Resources and Support

Navigating the complexities of applying for food stamps while receiving workers’ compensation benefits can be challenging. Fortunately, numerous resources and organizations are available to provide assistance and guidance.

Local food banks often offer direct food assistance and may have staff members who can help with food stamp applications. Legal aid societies provide free or low-cost legal services, including assistance with understanding the impact of workers’ compensation benefits on food stamp eligibility.

Contact Information

  • National Hunger Hotline: 1-866-3-HUNGRY (1-866-348-6479)
  • Supplemental Nutrition Assistance Program (SNAP): 1-800-221-5689
  • Find a local food bank: Feeding America
  • Find a legal aid society: Legal Services Corporation

Last Word

In conclusion, determining whether workers’ comp counts as income for food stamps depends on the specific type of benefit received and the individual’s circumstances.

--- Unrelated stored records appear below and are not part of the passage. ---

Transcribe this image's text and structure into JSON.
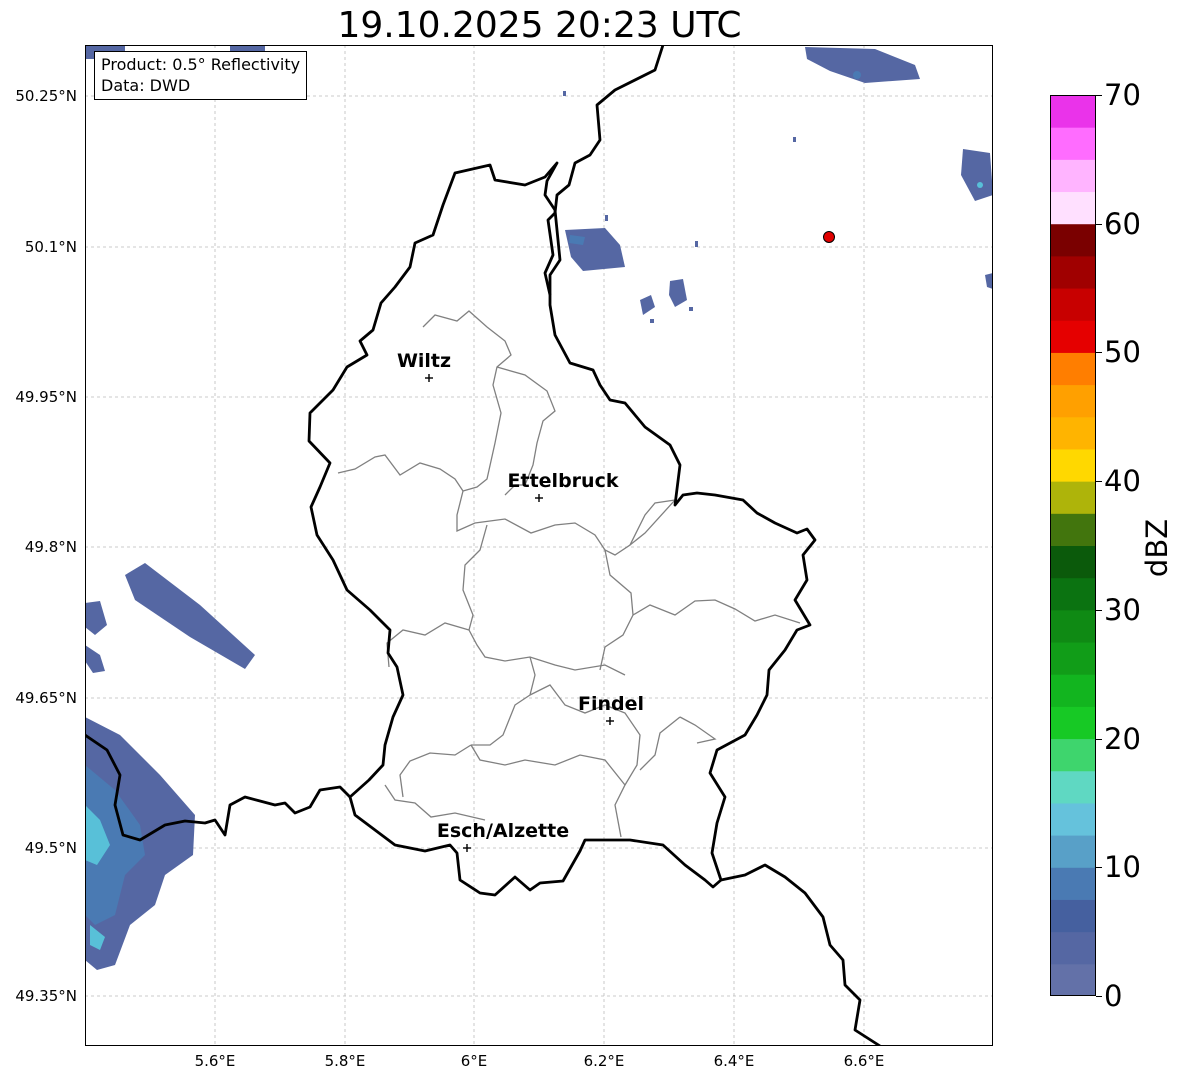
{
  "title": "19.10.2025 20:23 UTC",
  "info": {
    "product": "Product: 0.5° Reflectivity",
    "source": "Data: DWD"
  },
  "axes": {
    "lat_ticks": [
      "50.25°N",
      "50.1°N",
      "49.95°N",
      "49.8°N",
      "49.65°N",
      "49.5°N",
      "49.35°N"
    ],
    "lon_ticks": [
      "5.6°E",
      "5.8°E",
      "6°E",
      "6.2°E",
      "6.4°E",
      "6.6°E"
    ],
    "grid": "dashed"
  },
  "cities": [
    {
      "name": "Wiltz"
    },
    {
      "name": "Ettelbruck"
    },
    {
      "name": "Findel"
    },
    {
      "name": "Esch/Alzette"
    }
  ],
  "marker": {
    "color": "#e00000"
  },
  "colorbar": {
    "label": "dBZ",
    "ticks": [
      "0",
      "10",
      "20",
      "30",
      "40",
      "50",
      "60",
      "70"
    ],
    "min": 0,
    "max": 70,
    "colors": [
      "#6371a8",
      "#5567a3",
      "#45609f",
      "#4a7ab3",
      "#58a0c8",
      "#65c2dc",
      "#5fd8c2",
      "#3ed56d",
      "#17c925",
      "#12b51f",
      "#119d18",
      "#0f8a14",
      "#0b7311",
      "#0b5a0b",
      "#42750d",
      "#aeb40a",
      "#ffd800",
      "#ffb400",
      "#ffa000",
      "#ff7e00",
      "#e50000",
      "#c80000",
      "#a00000",
      "#7a0000",
      "#ffe0ff",
      "#ffb4ff",
      "#ff6cff",
      "#ea33ea"
    ]
  },
  "colors": {
    "country_border": "#000000",
    "canton_border": "#808080",
    "grid": "#bbbbbb",
    "precip_low": "#5567a3",
    "precip_mid": "#4a7ab3",
    "precip_high": "#58c0d8"
  }
}
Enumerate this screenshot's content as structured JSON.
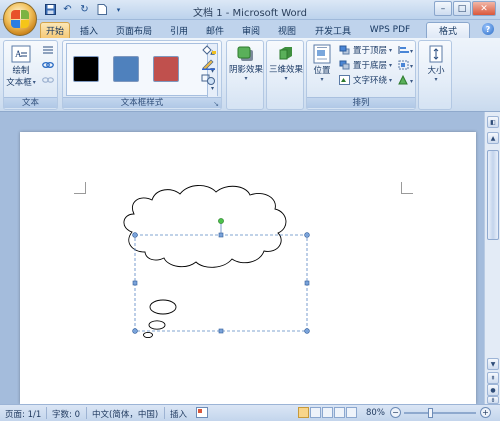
{
  "window": {
    "title": "文档 1 - Microsoft Word",
    "min_label": "–",
    "max_label": "□",
    "close_label": "✕"
  },
  "tabs": [
    {
      "label": "开始",
      "active": true
    },
    {
      "label": "插入"
    },
    {
      "label": "页面布局"
    },
    {
      "label": "引用"
    },
    {
      "label": "邮件"
    },
    {
      "label": "审阅"
    },
    {
      "label": "视图"
    },
    {
      "label": "开发工具"
    },
    {
      "label": "WPS PDF"
    },
    {
      "label": "格式",
      "context": true
    }
  ],
  "ribbon": {
    "text_group": {
      "label": "文本",
      "draw_textbox_line1": "绘制",
      "draw_textbox_line2": "文本框"
    },
    "textbox_styles": {
      "label": "文本框样式",
      "swatches": [
        "#000000",
        "#4f81bd",
        "#c0504d"
      ]
    },
    "shadow": {
      "label": "阴影效果"
    },
    "threed": {
      "label": "三维效果"
    },
    "arrange": {
      "label": "排列",
      "position": "位置",
      "bring_front": "置于顶层",
      "send_back": "置于底层",
      "text_wrap": "文字环绕"
    },
    "size": {
      "label": "大小"
    }
  },
  "status": {
    "page": "页面: 1/1",
    "words": "字数: 0",
    "language": "中文(简体，中国)",
    "mode": "插入",
    "zoom": "80%"
  }
}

By carefully considering the eligibility requirements, reporting responsibilities, and potential exceptions, individuals can navigate the application process effectively and access the support they need to meet their nutritional needs.

FAQ Corner

Can I receive food stamps if I am receiving workers’ comp for a temporary disability?

Yes, temporary disability benefits are generally not counted as income for food stamps.

What if I receive workers’ comp for permanent disability?

Permanent disability benefits may be counted as income for food stamps, but there are exceptions for certain types of benefits.

How do I report workers’ comp benefits when applying for food stamps?

You must provide proof of income from workers’ comp, such as a benefits statement or award letter.

Are there any states where workers’ comp benefits are not counted as income for food stamps?

Yes, there are a few states with specific rules regarding workers’ comp and food stamp eligibility. It is important to check your state’s regulations.